LONDON – The three-month average of worldwide sales of semiconductors was $25.26 billion in March 2011, a 2.5 percent increase from the prior month when sales were $24.65 billion, and an increase of 8.6 percent from March 2010 when sales were $23.27 billion, according to the Semiconductor Industry Association (SIA).
It appears that the averaged sales figure for February has been revised downward from $25.19 billion.
Sales in the first quarter of 2011 reached $75.8 billion, an increase of 8.6 percent over last year's first quarter sales of $69.8 billion and a sequential increase of 0.4 percent over the prior quarter.

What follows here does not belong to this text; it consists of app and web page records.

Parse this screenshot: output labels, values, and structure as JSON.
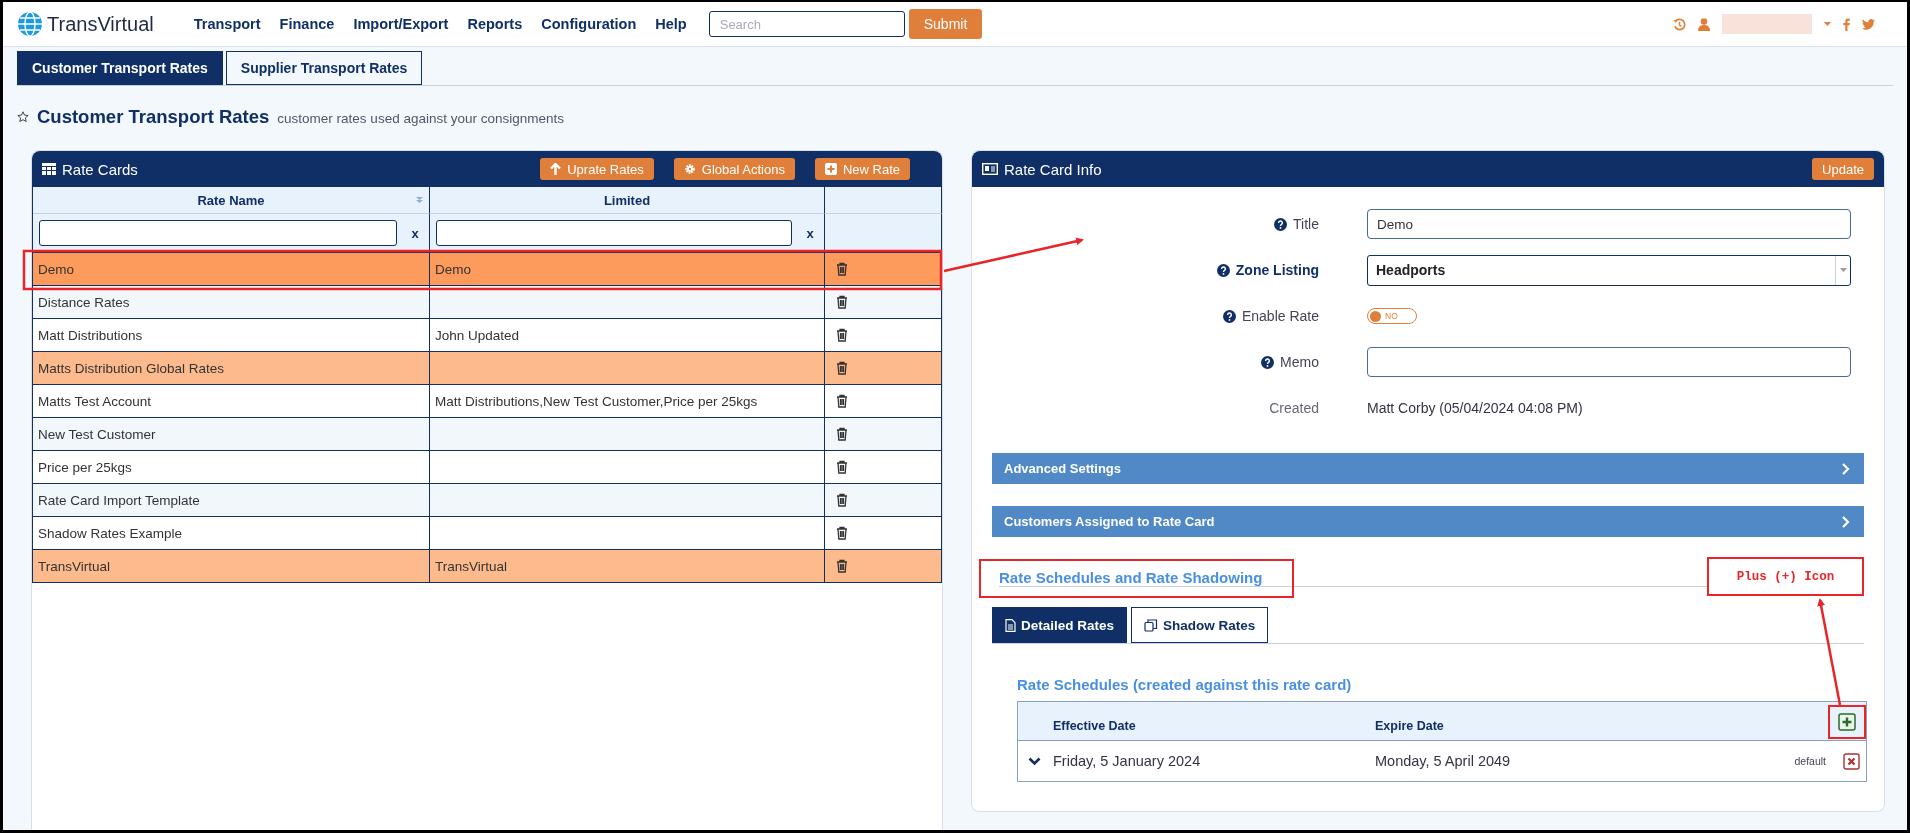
{
  "navbar": {
    "brand": "TransVirtual",
    "menu": [
      "Transport",
      "Finance",
      "Import/Export",
      "Reports",
      "Configuration",
      "Help"
    ],
    "search": {
      "placeholder": "Search"
    },
    "submit": "Submit"
  },
  "page_tabs": [
    {
      "label": "Customer Transport Rates",
      "selected": true
    },
    {
      "label": "Supplier Transport Rates",
      "selected": false
    }
  ],
  "page_heading": {
    "title": "Customer Transport Rates",
    "subtitle": "customer rates used against your consignments"
  },
  "rate_cards": {
    "title": "Rate Cards",
    "actions": [
      "Uprate Rates",
      "Global Actions",
      "New Rate"
    ],
    "columns": [
      {
        "label": "Rate Name",
        "sort_indicator": true,
        "clear": "x"
      },
      {
        "label": "Limited",
        "sort_indicator": false,
        "clear": "x"
      }
    ],
    "rows": [
      {
        "name": "Demo",
        "limited": "Demo",
        "selected": true,
        "highlighted": false
      },
      {
        "name": "Distance Rates",
        "limited": "",
        "selected": false,
        "highlighted": false
      },
      {
        "name": "Matt Distributions",
        "limited": "John Updated",
        "selected": false,
        "highlighted": false
      },
      {
        "name": "Matts Distribution Global Rates",
        "limited": "",
        "selected": false,
        "highlighted": true
      },
      {
        "name": "Matts Test Account",
        "limited": "Matt Distributions,New Test Customer,Price per 25kgs",
        "selected": false,
        "highlighted": false
      },
      {
        "name": "New Test Customer",
        "limited": "",
        "selected": false,
        "highlighted": false
      },
      {
        "name": "Price per 25kgs",
        "limited": "",
        "selected": false,
        "highlighted": false
      },
      {
        "name": "Rate Card Import Template",
        "limited": "",
        "selected": false,
        "highlighted": false
      },
      {
        "name": "Shadow Rates Example",
        "limited": "",
        "selected": false,
        "highlighted": false
      },
      {
        "name": "TransVirtual",
        "limited": "TransVirtual",
        "selected": false,
        "highlighted": true
      }
    ]
  },
  "rate_card_info": {
    "title": "Rate Card Info",
    "update": "Update",
    "fields": [
      {
        "kind": "text",
        "label": "Title",
        "value": "Demo"
      },
      {
        "kind": "select",
        "label": "Zone Listing",
        "value": "Headports"
      },
      {
        "kind": "toggle",
        "label": "Enable Rate",
        "on": false,
        "state_text": "NO"
      },
      {
        "kind": "text",
        "label": "Memo"
      },
      {
        "kind": "static",
        "label": "Created",
        "value": "Matt Corby (05/04/2024 04:08 PM)"
      }
    ],
    "sections": [
      {
        "title": "Advanced Settings"
      },
      {
        "title": "Customers Assigned to Rate Card"
      }
    ],
    "schedules": {
      "title": "Rate Schedules and Rate Shadowing",
      "tabs": [
        {
          "label": "Detailed Rates",
          "selected": true,
          "kind": "file"
        },
        {
          "label": "Shadow Rates",
          "selected": false,
          "kind": "copy"
        }
      ],
      "subtitle": "Rate Schedules (created against this rate card)",
      "columns": [
        "Effective Date",
        "Expire Date"
      ],
      "rows": [
        {
          "effective": "Friday, 5 January 2024",
          "expire": "Monday, 5 April 2049",
          "tag": "default"
        }
      ]
    }
  },
  "annotations": {
    "label": "Plus (+) Icon"
  }
}
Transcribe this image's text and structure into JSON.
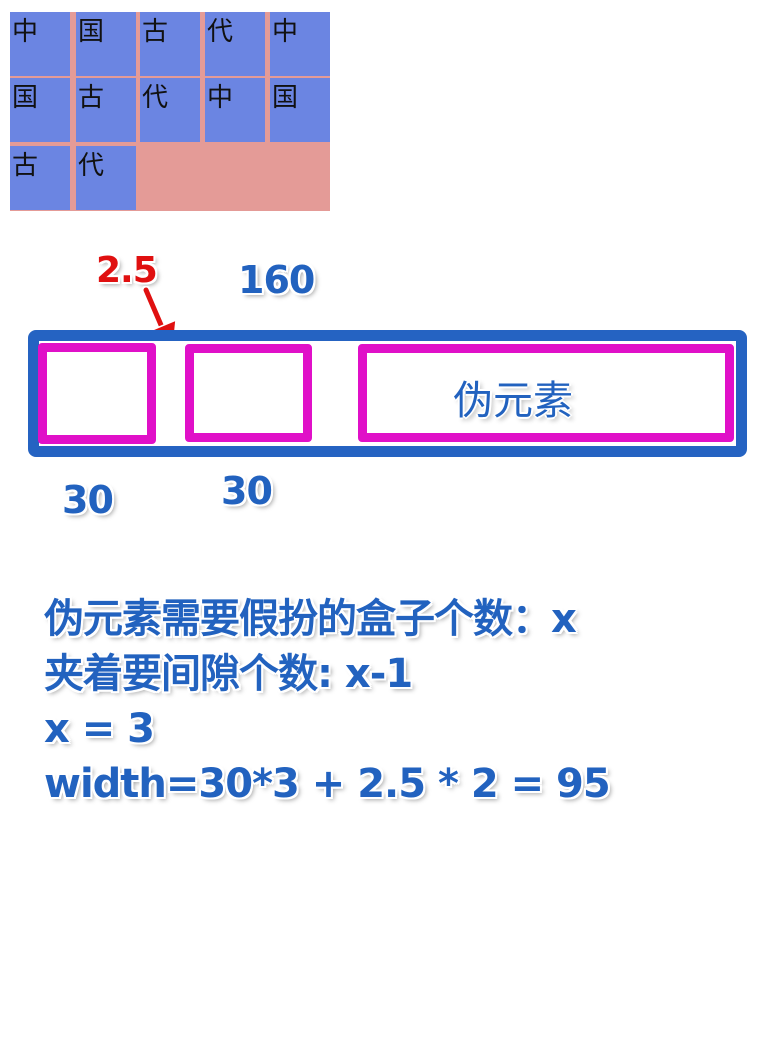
{
  "grid": {
    "cells": [
      "中",
      "国",
      "古",
      "代",
      "中",
      "国",
      "古",
      "代",
      "中",
      "国",
      "古",
      "代"
    ]
  },
  "diagram": {
    "gap_label": "2.5",
    "total_width_label": "160",
    "box1_width_label": "30",
    "box2_width_label": "30",
    "pseudo_element_label": "伪元素"
  },
  "notes": {
    "lines": [
      "伪元素需要假扮的盒子个数：x",
      "夹着要间隙个数: x-1",
      "x = 3",
      "width=30*3 + 2.5 * 2 = 95"
    ]
  },
  "colors": {
    "cell_bg": "#6b85e2",
    "grid_bg": "#e49b97",
    "outer_border": "#2563c2",
    "inner_border": "#e010c8",
    "label_blue": "#2262bf",
    "label_red": "#e01010"
  }
}
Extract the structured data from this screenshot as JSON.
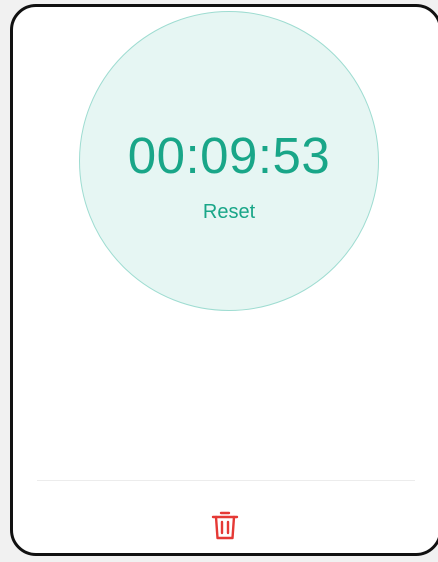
{
  "stopwatch": {
    "time": "00:09:53",
    "reset_label": "Reset"
  },
  "footer": {
    "delete_icon": "trash-icon"
  },
  "colors": {
    "accent": "#19a688",
    "dial_fill": "#e6f6f3",
    "dial_border": "#9edcd1",
    "delete": "#e53935"
  }
}
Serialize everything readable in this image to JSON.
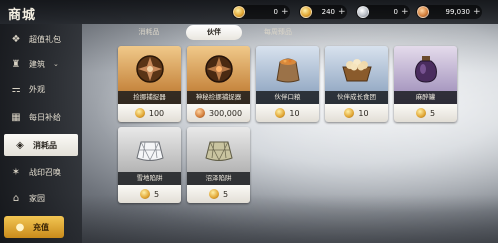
{
  "header": {
    "title": "商城"
  },
  "currencies": [
    {
      "icon": "gold-coin-icon",
      "value": "0",
      "plus": "+"
    },
    {
      "icon": "gold-coin-icon",
      "value": "240",
      "plus": "+"
    },
    {
      "icon": "silver-coin-icon",
      "value": "0",
      "plus": "+"
    },
    {
      "icon": "bronze-coin-icon",
      "value": "99,030",
      "plus": "+"
    }
  ],
  "sidebar": {
    "items": [
      {
        "label": "超值礼包",
        "icon": "gift-icon"
      },
      {
        "label": "建筑",
        "icon": "building-icon",
        "chevron": "⌄"
      },
      {
        "label": "外观",
        "icon": "outfit-icon"
      },
      {
        "label": "每日补给",
        "icon": "calendar-icon"
      },
      {
        "label": "消耗品",
        "icon": "consumable-icon",
        "active": true
      },
      {
        "label": "战印召唤",
        "icon": "summon-icon"
      },
      {
        "label": "家园",
        "icon": "home-icon"
      },
      {
        "label": "充值",
        "icon": "coins-icon"
      }
    ]
  },
  "tabs": [
    {
      "label": "消耗品"
    },
    {
      "label": "伙伴",
      "active": true
    },
    {
      "label": "每周臻品"
    }
  ],
  "items": [
    {
      "name": "捡挪捕捉器",
      "price": "100",
      "currency": "gold",
      "rarity": "orange",
      "icon": "capture-ball-icon"
    },
    {
      "name": "神秘捡挪捕捉器",
      "price": "300,000",
      "currency": "bronze",
      "rarity": "orange",
      "icon": "capture-ball-icon"
    },
    {
      "name": "伙伴口粮",
      "price": "10",
      "currency": "gold",
      "rarity": "blue",
      "icon": "food-sack-icon"
    },
    {
      "name": "伙伴成长食团",
      "price": "10",
      "currency": "gold",
      "rarity": "blue",
      "icon": "food-basket-icon"
    },
    {
      "name": "麻醉罐",
      "price": "5",
      "currency": "gold",
      "rarity": "purple",
      "icon": "potion-jar-icon"
    },
    {
      "name": "雪地陷阱",
      "price": "5",
      "currency": "gold",
      "rarity": "gray",
      "icon": "net-trap-icon"
    },
    {
      "name": "沼泽陷阱",
      "price": "5",
      "currency": "gold",
      "rarity": "gray",
      "icon": "net-trap-icon"
    }
  ],
  "colors": {
    "gold_accent": "#e0a431",
    "active_tab_bg": "#ffffff",
    "recharge_bg": "#f3c653"
  }
}
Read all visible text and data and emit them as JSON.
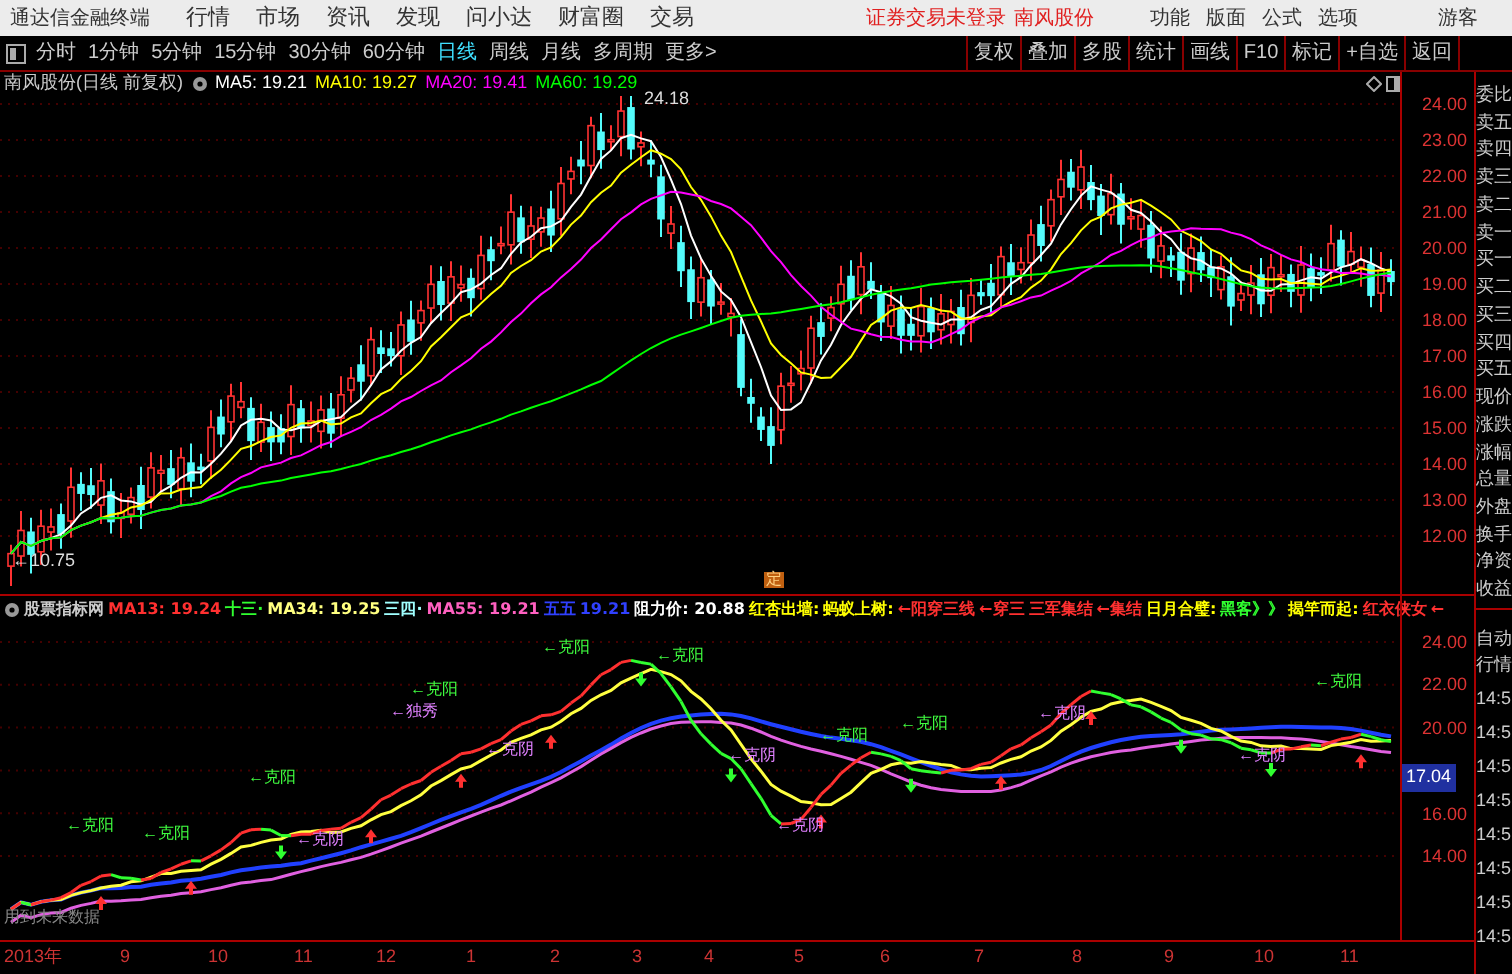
{
  "app": {
    "title": "通达信金融终端",
    "menus": [
      "行情",
      "市场",
      "资讯",
      "发现",
      "问小达",
      "财富圈",
      "交易"
    ],
    "login_notice": "证券交易未登录",
    "stock_link": "南风股份",
    "tools": [
      "功能",
      "版面",
      "公式",
      "选项"
    ],
    "user": "游客"
  },
  "toolbar": {
    "periods": [
      {
        "label": "分时",
        "selected": false
      },
      {
        "label": "1分钟",
        "selected": false
      },
      {
        "label": "5分钟",
        "selected": false
      },
      {
        "label": "15分钟",
        "selected": false
      },
      {
        "label": "30分钟",
        "selected": false
      },
      {
        "label": "60分钟",
        "selected": false
      },
      {
        "label": "日线",
        "selected": true
      },
      {
        "label": "周线",
        "selected": false
      },
      {
        "label": "月线",
        "selected": false
      },
      {
        "label": "多周期",
        "selected": false
      },
      {
        "label": "更多>",
        "selected": false
      }
    ],
    "buttons": [
      "复权",
      "叠加",
      "多股",
      "统计",
      "画线",
      "F10",
      "标记",
      "+自选",
      "返回"
    ]
  },
  "main_chart": {
    "title": "南风股份(日线 前复权)",
    "ma": [
      {
        "label": "MA5: 19.21",
        "color": "#ffffff"
      },
      {
        "label": "MA10: 19.27",
        "color": "#ffff00"
      },
      {
        "label": "MA20: 19.41",
        "color": "#ff00ff"
      },
      {
        "label": "MA60: 19.29",
        "color": "#00ff00"
      }
    ],
    "high_label": "24.18",
    "low_label": "←10.75",
    "marker": "定",
    "price_axis": [
      "24.00",
      "23.00",
      "22.00",
      "21.00",
      "20.00",
      "19.00",
      "18.00",
      "17.00",
      "16.00",
      "15.00",
      "14.00",
      "13.00",
      "12.00"
    ]
  },
  "indicator_chart": {
    "title": "股票指标网",
    "items": [
      {
        "text": "MA13: 19.24",
        "color": "#ff3030"
      },
      {
        "text": "十三·",
        "color": "#30ff30"
      },
      {
        "text": "MA34: 19.25",
        "color": "#ffff80"
      },
      {
        "text": "三四·",
        "color": "#a0ffff"
      },
      {
        "text": "MA55: 19.21",
        "color": "#ff60c0"
      },
      {
        "text": "五五",
        "color": "#3040ff"
      },
      {
        "text": "19.21",
        "color": "#3040ff"
      },
      {
        "text": "阻力价: 20.88",
        "color": "#ffffff"
      },
      {
        "text": "红杏出墙:",
        "color": "#ffff00"
      },
      {
        "text": "蚂蚁上树:",
        "color": "#ffff00"
      },
      {
        "text": "←阳穿三线",
        "color": "#ff3030"
      },
      {
        "text": "←穿三",
        "color": "#ff3030"
      },
      {
        "text": "三军集结",
        "color": "#ff3030"
      },
      {
        "text": "←集结",
        "color": "#ff3030"
      },
      {
        "text": "日月合璧:",
        "color": "#ffff00"
      },
      {
        "text": "黑客》》",
        "color": "#30ff30"
      },
      {
        "text": "揭竿而起:",
        "color": "#ffff00"
      },
      {
        "text": "红衣侠女",
        "color": "#ff3030"
      },
      {
        "text": "←",
        "color": "#ff3030"
      }
    ],
    "labels": [
      {
        "text": "←克阳",
        "kind": "up"
      },
      {
        "text": "←克阳",
        "kind": "up"
      },
      {
        "text": "←克阳",
        "kind": "up"
      },
      {
        "text": "←独秀",
        "kind": "down"
      },
      {
        "text": "←克阳",
        "kind": "up"
      },
      {
        "text": "←克阴",
        "kind": "down"
      },
      {
        "text": "←克阳",
        "kind": "up"
      },
      {
        "text": "←克阳",
        "kind": "up"
      },
      {
        "text": "←克阴",
        "kind": "down"
      },
      {
        "text": "←克阴",
        "kind": "down"
      },
      {
        "text": "←克阴",
        "kind": "down"
      },
      {
        "text": "←克阳",
        "kind": "up"
      },
      {
        "text": "←克阳",
        "kind": "up"
      },
      {
        "text": "←克阴",
        "kind": "down"
      },
      {
        "text": "←克阴",
        "kind": "down"
      },
      {
        "text": "←克阳",
        "kind": "up"
      }
    ],
    "axis": [
      "24.00",
      "22.00",
      "20.00",
      "16.00",
      "14.00"
    ],
    "current_price": "17.04",
    "note": "用到未来数据"
  },
  "time_axis": [
    "2013年",
    "9",
    "10",
    "11",
    "12",
    "1",
    "2",
    "3",
    "4",
    "5",
    "6",
    "7",
    "8",
    "9",
    "10",
    "11"
  ],
  "quote_panel": {
    "fields": [
      "委比",
      "卖五",
      "卖四",
      "卖三",
      "卖二",
      "卖一",
      "买一",
      "买二",
      "买三",
      "买四",
      "买五",
      "现价",
      "涨跌",
      "涨幅",
      "总量",
      "外盘",
      "换手",
      "净资",
      "收益"
    ],
    "modes": [
      "自动",
      "行情"
    ],
    "times": [
      "14:5",
      "14:5",
      "14:5",
      "14:5",
      "14:5",
      "14:5",
      "14:5",
      "14:5"
    ]
  }
}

"At the close of the first quarter of this year we are very encouraged by the performance of the global and domestic semiconductor industry," said Brian Toohey, president of the Semiconductor Industry Association, in a statement.
The above numbers are based on a three-month average of the actual sales in the nominal month and the two preceding months. The SIA and the European Semiconductor Industry Association use an average to smooth out the monthly data that would otherwise show troughs at the beginning of the quarters and peaks at the end of the quarters.
I think it is mainly seasonal.
In fact, a contraction in Q1 after Q4 is quite common, so one could argue that the world market is ahead of the game with a 0.4 percent quarterly sequential growth.
Although Japan is not doing well on a sequential or year-on-year basis this cannot be much to do with the earthquake of March 11. The generation of March numbers by averaging January, February and March minimizes that effect.
However, the apparent downward revision of February averaged sales is a concern. I await updated WSTS numbers.
David Patterson, known for his pioneering research that led to RAID, clusters and more, is part of a team at UC Berkeley that recently made its RISC-V processor architecture an open source hardware offering. We talk with Patterson and one of his colleagues behind the effort about the opportunities they see, what new kinds of designs they hope to enable and what it means for today’s commercial processor giants such as Intel, ARM and Imagination Technologies.